<#-- Rebranding: Header Logo--> <#-- Rebranding: Footer Logo-->

Matthew R. Etzler

CFP®, CRC®, CRPS®, ChFEBC℠
Personal Finance, Retirement, Investing
87%
Helpful
1
Answers
3
Articles
2
Followers
“As an independent advisor, Matt values his fiduciary role and responsibility in the lives of his clients; taking time to understand their specific circumstances - the goals they want to achieve, help to plan their journeys and achieve milestones, direction to change course when needed, and support all along the way.”
Firm:

Etzler Financial Advisors, LLC

Job Title:

Managing Member

Biography:

Matthew R. Etzler (Matt) is an independent, fee-only advisor that helps people create a more meaningful life and avoid costly mistakes along the way. Matt is passionate about helping people secure financial and physical wellness by providing seasoned guidance and solutions centered on prudent, conflict-free practices. Matt has a commitment to provide the highest quality advisory services and accomplishes this primarily in three ways:

First, through experience and expertise. Matt has nearly 30 years of experience helping people with some of their most important life decisions.
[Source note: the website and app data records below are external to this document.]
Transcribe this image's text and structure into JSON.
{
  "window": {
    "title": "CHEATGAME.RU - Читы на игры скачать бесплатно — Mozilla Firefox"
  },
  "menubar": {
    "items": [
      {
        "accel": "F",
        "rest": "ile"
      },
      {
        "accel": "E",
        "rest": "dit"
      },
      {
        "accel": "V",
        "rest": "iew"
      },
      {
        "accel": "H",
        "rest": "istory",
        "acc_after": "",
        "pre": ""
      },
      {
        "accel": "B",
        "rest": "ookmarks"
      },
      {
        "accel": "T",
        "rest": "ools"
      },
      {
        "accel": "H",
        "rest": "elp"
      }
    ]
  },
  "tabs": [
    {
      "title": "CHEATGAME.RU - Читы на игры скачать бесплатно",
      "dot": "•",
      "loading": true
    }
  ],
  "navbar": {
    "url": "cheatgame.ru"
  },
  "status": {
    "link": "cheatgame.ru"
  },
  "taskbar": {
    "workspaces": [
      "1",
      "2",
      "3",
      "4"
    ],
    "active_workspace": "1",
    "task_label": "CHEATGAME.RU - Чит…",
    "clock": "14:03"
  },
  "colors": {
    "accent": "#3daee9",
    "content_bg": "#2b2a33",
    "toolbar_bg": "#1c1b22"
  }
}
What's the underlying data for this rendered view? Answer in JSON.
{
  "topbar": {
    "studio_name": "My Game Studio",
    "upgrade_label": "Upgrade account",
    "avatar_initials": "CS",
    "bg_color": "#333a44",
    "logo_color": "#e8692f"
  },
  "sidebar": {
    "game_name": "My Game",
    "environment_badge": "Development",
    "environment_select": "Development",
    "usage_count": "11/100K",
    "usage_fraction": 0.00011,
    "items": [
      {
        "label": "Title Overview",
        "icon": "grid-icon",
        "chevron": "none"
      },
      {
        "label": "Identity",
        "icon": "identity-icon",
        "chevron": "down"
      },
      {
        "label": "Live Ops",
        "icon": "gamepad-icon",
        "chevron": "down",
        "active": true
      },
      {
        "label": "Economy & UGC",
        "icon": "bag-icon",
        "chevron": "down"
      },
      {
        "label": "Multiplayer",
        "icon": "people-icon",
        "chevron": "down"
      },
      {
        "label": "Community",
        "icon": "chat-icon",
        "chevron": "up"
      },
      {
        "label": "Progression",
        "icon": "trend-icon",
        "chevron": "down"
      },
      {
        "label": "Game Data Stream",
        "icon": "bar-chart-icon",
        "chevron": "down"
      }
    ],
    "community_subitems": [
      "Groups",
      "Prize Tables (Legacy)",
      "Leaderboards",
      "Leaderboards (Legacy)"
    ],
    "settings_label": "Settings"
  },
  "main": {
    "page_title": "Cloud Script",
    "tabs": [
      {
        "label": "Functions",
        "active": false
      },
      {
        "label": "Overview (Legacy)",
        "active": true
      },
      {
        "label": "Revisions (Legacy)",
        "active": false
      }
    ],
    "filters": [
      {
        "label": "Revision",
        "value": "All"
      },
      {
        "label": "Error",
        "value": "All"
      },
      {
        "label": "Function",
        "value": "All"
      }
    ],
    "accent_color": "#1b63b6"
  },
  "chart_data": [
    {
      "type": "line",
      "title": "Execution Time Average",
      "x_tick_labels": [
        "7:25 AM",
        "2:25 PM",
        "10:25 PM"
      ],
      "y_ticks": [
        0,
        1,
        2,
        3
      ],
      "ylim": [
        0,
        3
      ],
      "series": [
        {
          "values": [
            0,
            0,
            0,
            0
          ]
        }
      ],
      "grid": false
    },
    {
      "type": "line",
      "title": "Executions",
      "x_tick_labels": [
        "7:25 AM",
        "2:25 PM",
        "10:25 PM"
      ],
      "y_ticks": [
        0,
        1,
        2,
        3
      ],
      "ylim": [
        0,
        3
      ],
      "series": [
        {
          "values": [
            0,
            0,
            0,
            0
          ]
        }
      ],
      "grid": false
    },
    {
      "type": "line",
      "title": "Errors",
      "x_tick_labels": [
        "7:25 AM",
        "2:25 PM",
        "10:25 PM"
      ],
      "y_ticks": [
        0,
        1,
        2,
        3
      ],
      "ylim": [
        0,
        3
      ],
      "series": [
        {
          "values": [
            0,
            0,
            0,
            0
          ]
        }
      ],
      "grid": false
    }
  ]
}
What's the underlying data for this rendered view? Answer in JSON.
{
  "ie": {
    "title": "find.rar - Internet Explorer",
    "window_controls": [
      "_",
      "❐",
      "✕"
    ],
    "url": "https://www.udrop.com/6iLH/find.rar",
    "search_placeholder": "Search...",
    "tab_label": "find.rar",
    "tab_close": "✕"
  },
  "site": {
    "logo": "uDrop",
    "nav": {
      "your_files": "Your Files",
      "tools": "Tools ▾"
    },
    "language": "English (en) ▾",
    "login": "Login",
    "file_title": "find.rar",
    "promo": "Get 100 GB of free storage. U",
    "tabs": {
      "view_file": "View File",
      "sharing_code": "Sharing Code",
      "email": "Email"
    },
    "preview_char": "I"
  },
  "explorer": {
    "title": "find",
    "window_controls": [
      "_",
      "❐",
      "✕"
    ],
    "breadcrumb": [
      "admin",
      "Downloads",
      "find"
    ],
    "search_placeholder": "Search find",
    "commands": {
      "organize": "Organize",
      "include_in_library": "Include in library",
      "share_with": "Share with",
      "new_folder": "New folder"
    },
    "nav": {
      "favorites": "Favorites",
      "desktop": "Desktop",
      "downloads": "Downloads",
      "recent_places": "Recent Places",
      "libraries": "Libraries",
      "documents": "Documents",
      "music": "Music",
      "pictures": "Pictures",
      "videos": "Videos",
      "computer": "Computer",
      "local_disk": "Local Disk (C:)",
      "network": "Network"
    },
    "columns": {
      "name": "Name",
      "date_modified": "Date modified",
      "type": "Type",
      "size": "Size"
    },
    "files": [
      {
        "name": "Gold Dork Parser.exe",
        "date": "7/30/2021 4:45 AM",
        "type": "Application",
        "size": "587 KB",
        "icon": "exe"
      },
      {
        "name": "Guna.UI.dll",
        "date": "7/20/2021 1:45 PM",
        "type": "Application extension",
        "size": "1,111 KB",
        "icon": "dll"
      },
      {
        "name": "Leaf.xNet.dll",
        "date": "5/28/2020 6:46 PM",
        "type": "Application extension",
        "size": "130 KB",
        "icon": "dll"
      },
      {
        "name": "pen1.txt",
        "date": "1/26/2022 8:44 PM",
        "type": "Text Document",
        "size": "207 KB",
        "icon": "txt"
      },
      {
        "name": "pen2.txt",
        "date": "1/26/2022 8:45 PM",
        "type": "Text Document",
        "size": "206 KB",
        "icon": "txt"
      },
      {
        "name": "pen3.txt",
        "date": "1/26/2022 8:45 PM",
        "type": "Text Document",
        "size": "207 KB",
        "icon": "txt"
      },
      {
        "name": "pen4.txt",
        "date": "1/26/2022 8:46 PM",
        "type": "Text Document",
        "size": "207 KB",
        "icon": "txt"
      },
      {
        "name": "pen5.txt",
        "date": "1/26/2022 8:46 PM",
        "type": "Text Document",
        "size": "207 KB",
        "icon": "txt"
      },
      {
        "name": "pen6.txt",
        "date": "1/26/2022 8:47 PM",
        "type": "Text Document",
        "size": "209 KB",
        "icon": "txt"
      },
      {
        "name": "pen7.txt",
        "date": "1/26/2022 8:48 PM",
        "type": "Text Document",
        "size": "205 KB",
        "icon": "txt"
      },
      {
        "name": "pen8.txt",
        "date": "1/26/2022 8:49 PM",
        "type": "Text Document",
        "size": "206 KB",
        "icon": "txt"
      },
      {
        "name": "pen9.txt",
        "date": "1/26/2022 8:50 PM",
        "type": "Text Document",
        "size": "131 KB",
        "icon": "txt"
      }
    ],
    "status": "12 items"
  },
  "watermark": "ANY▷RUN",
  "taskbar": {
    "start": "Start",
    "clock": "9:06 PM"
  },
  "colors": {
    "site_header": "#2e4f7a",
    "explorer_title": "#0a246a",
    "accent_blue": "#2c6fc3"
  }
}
Clients know they can rely on his impartial advice to provide security and confidence for years to come. Matt values continuing education to better serve his clients and has earned the following designations: Certified Financial Planner™ (CFP®), Certified Retirement Counselor (CRC®), Chartered Retirement Plans Specialist (CRPS®) and Chartered Federal Employee Benefits Consultant (ChFEBC).

Equally important is Matt's unbiased and conflict-free approach. Financial planning is about quality of life, not investment returns or the sale of some product.  As a caring, objective advisor, Matt brings organization, discipline, accountability and support to the financial planning and management process. Matt avoids conflicts of interest and is compensated solely by his clients. He does not accept commissions or incentives of any kind from the sale of financial products. Matt truly serves as a fiduciary for his clients and provides unbiased, expert advice to advance their interests.

Finally, Matt is an independent fiduciary advisor. Independence allows him to seek the very best for his clients and his objectivity is never compromised by the influence or constraints of some affiliate company. Matt has the complete freedom to help clients build, protect, and carry on what’s important. Matt calls it commitment. His clients call it peace of mind. 

Matt offers an introductory consultation to become acquainted with his firm and its services. Services are available by the hour, by the project, or on a ongoing basis.

Fee Structure:

Fee-Only

CRD Number:

1283701

All Articles
Sort By:
Most Helpful
August 2016
    Choosing an Advisor, Financial Planning
August 2016
    401(k), Retirement Savings
August 2016
    Choosing an Advisor, Financial Planning, Starting Out

All Answers
Sort By:
Most Helpful
    Choosing an Advisor
How can I verify that my advisor is a fiduciary?
100% of people found this answer helpful

If your advisor is a fiduciary, he/she should be registered as an investment advisor with either the U.S. Securities and Exchange Commission (SEC) or with the state regulatory agency within the advisor's state. You can search the Investment Adviser database https://www.adviserinfo.sec.gov/ to view professional background and conduct, including current registrations, employment history, and disclosures about certain disciplinary events involving your advisor.

When you enter your advisor’s name in the database, if the summary result specifies that your advisor is only an “Investment Adviser Rep,” they are likely a fiduciary. If the summary result specifies “Broker,” they are most likely not a fiduciary. If the summary result specifies both “Investment Adviser Rep” and “Broker,” they are dual-registered and most likely a part-time fiduciary.

It’s important to read your advisor's Form ADV, the informational document that discloses details about your advisor’s business practices including compensation arrangements and potential conflicts of interest. If your advisor doesn't have a Form ADV, it's a good sign that they're not a fiduciary. 

If you would like more assurance that your advisor is acting in your best interests, you can ask your advisor to sign a Fiduciary Oath (http://www.thefiduciarystandard.org/fiduciary-oath/) declaring their commitment to adhere to a fiduciary ethic and, in so doing, be accountable for the advice he/she provides to you.

May 2018